Across the lines of the records below, how many have the string "YaHei" in them? Answer with the number alone.

━━━ Task data ━━━

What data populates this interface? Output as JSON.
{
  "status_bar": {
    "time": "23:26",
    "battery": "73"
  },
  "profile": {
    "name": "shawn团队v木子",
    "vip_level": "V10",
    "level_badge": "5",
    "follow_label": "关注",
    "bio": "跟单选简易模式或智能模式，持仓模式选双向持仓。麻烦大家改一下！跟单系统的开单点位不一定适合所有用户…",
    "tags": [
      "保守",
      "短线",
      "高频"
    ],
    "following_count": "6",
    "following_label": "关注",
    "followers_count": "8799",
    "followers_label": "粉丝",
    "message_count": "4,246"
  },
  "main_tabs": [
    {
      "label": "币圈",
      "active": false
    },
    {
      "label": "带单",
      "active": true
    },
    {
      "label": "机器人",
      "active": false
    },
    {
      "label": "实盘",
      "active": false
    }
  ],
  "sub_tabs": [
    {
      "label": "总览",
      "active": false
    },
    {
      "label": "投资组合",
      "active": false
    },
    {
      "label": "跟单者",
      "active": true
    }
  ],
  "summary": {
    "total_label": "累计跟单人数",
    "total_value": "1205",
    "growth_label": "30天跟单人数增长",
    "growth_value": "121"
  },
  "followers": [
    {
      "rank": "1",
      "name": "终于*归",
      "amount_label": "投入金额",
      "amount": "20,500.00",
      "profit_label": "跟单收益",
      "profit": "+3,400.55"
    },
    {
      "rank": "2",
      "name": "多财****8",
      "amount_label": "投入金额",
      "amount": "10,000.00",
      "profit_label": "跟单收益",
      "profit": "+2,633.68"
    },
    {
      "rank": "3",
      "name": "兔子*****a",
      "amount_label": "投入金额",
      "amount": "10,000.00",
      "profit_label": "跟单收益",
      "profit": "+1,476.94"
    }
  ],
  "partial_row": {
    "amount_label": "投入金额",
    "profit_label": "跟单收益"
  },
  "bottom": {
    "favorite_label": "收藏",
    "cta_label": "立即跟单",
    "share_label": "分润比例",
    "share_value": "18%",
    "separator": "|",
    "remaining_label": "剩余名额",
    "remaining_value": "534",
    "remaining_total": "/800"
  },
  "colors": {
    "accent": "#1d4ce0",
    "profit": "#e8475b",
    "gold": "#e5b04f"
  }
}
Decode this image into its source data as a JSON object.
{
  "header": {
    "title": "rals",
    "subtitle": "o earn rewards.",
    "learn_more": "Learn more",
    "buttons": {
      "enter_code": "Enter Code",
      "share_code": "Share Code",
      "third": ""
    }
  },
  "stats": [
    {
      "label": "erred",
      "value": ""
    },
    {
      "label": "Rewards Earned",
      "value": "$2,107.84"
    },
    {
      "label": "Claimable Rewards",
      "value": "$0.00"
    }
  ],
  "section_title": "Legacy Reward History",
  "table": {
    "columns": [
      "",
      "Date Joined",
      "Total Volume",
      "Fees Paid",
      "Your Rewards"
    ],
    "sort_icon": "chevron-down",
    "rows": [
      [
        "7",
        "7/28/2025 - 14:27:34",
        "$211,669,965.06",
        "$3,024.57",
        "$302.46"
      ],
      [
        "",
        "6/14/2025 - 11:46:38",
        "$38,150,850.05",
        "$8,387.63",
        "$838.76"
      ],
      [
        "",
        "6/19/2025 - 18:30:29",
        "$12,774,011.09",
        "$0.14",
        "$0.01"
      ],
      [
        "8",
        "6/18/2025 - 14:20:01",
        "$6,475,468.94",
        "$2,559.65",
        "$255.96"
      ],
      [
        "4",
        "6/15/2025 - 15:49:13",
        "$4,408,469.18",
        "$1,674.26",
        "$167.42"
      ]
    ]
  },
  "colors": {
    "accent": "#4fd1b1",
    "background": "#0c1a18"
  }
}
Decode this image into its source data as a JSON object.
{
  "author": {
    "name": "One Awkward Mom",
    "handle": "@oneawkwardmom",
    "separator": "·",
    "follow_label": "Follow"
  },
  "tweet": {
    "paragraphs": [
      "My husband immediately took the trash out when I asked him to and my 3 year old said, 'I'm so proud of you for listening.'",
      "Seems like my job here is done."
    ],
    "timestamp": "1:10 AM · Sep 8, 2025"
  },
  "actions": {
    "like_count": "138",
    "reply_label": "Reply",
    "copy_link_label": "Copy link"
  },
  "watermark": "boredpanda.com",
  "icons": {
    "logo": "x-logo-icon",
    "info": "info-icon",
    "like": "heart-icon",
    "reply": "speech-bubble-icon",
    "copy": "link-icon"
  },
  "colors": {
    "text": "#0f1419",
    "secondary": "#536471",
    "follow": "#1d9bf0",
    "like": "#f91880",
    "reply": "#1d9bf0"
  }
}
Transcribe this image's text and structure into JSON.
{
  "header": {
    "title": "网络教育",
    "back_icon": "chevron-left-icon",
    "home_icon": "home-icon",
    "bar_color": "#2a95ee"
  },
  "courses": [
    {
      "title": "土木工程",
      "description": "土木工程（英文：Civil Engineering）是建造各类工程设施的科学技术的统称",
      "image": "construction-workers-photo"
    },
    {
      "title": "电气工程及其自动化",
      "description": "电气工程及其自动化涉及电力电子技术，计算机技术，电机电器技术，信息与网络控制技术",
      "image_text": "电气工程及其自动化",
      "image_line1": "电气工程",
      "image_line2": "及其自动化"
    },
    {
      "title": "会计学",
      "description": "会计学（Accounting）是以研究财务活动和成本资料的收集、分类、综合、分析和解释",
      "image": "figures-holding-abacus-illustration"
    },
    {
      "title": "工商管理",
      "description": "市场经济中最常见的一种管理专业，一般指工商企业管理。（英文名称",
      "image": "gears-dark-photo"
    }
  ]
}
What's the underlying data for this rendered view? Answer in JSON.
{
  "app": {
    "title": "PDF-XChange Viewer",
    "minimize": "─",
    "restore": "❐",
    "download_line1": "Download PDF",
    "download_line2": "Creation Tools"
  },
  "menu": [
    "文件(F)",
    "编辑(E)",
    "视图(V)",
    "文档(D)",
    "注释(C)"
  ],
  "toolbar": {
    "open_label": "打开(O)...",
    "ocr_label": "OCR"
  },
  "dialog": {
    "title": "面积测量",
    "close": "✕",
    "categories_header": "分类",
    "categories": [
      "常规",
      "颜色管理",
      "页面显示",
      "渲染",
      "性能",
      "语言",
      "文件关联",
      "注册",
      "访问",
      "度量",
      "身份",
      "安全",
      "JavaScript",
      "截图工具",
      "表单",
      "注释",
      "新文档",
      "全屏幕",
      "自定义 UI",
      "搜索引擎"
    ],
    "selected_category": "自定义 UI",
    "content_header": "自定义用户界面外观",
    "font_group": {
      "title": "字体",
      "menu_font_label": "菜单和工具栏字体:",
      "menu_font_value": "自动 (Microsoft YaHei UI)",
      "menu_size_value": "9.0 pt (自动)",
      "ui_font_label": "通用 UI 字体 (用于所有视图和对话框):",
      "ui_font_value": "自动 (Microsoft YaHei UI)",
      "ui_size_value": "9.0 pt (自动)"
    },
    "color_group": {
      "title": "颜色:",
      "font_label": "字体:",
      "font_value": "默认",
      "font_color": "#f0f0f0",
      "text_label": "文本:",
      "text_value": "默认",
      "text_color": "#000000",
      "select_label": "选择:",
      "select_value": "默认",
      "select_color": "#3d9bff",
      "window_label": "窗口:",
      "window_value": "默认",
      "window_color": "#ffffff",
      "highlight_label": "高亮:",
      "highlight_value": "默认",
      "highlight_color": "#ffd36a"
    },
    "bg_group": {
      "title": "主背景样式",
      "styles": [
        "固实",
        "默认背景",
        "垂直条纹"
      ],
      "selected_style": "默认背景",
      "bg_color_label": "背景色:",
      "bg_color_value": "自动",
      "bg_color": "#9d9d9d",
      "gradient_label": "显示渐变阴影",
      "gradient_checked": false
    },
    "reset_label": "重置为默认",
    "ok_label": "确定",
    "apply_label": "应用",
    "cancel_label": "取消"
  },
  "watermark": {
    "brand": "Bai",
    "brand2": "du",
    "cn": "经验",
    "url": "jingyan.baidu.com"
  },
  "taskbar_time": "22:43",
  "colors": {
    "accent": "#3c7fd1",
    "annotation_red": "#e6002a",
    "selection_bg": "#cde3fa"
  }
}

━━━

## Exercise response
2